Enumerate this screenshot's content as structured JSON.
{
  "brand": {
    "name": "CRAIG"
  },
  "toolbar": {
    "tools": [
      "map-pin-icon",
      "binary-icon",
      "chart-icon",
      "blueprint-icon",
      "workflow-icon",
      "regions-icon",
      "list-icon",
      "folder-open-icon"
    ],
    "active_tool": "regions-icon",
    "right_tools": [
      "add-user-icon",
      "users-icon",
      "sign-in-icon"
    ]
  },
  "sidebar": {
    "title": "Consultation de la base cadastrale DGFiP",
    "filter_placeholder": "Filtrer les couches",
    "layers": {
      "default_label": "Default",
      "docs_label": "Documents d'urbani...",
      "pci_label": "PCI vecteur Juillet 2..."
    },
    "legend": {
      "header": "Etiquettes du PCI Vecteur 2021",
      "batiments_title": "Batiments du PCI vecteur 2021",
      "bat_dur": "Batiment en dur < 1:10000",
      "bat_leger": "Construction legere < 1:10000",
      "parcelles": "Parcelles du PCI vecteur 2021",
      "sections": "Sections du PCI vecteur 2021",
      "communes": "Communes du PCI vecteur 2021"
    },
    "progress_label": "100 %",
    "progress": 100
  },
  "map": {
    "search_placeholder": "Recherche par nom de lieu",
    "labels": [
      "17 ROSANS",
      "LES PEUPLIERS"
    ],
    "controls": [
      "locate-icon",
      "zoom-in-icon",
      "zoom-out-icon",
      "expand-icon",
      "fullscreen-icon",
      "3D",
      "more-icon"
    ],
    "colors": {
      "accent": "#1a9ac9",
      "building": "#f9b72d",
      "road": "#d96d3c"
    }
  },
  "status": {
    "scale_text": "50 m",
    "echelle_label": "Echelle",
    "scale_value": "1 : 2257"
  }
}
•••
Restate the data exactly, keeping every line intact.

Answer to this exercise:
Enumerate this screenshot's content as structured JSON.
{
  "brand": {
    "name": "CRAIG"
  },
  "toolbar": {
    "tools": [
      "map-pin-icon",
      "binary-icon",
      "chart-icon",
      "blueprint-icon",
      "workflow-icon",
      "regions-icon",
      "list-icon",
      "folder-open-icon"
    ],
    "active_tool": "regions-icon",
    "right_tools": [
      "add-user-icon",
      "users-icon",
      "sign-in-icon"
    ]
  },
  "sidebar": {
    "title": "Consultation de la base cadastrale DGFiP",
    "filter_placeholder": "Filtrer les couches",
    "layers": {
      "default_label": "Default",
      "docs_label": "Documents d'urbani...",
      "pci_label": "PCI vecteur Juillet 2..."
    },
    "legend": {
      "header": "Etiquettes du PCI Vecteur 2021",
      "batiments_title": "Batiments du PCI vecteur 2021",
      "bat_dur": "Batiment en dur < 1:10000",
      "bat_leger": "Construction legere < 1:10000",
      "parcelles": "Parcelles du PCI vecteur 2021",
      "sections": "Sections du PCI vecteur 2021",
      "communes": "Communes du PCI vecteur 2021"
    },
    "progress_label": "100 %",
    "progress": 100
  },
  "map": {
    "search_placeholder": "Recherche par nom de lieu",
    "labels": [
      "17 ROSANS",
      "LES PEUPLIERS"
    ],
    "controls": [
      "locate-icon",
      "zoom-in-icon",
      "zoom-out-icon",
      "expand-icon",
      "fullscreen-icon",
      "3D",
      "more-icon"
    ],
    "colors": {
      "accent": "#1a9ac9",
      "building": "#f9b72d",
      "road": "#d96d3c"
    }
  },
  "status": {
    "scale_text": "50 m",
    "echelle_label": "Echelle",
    "scale_value": "1 : 2257"
  }
}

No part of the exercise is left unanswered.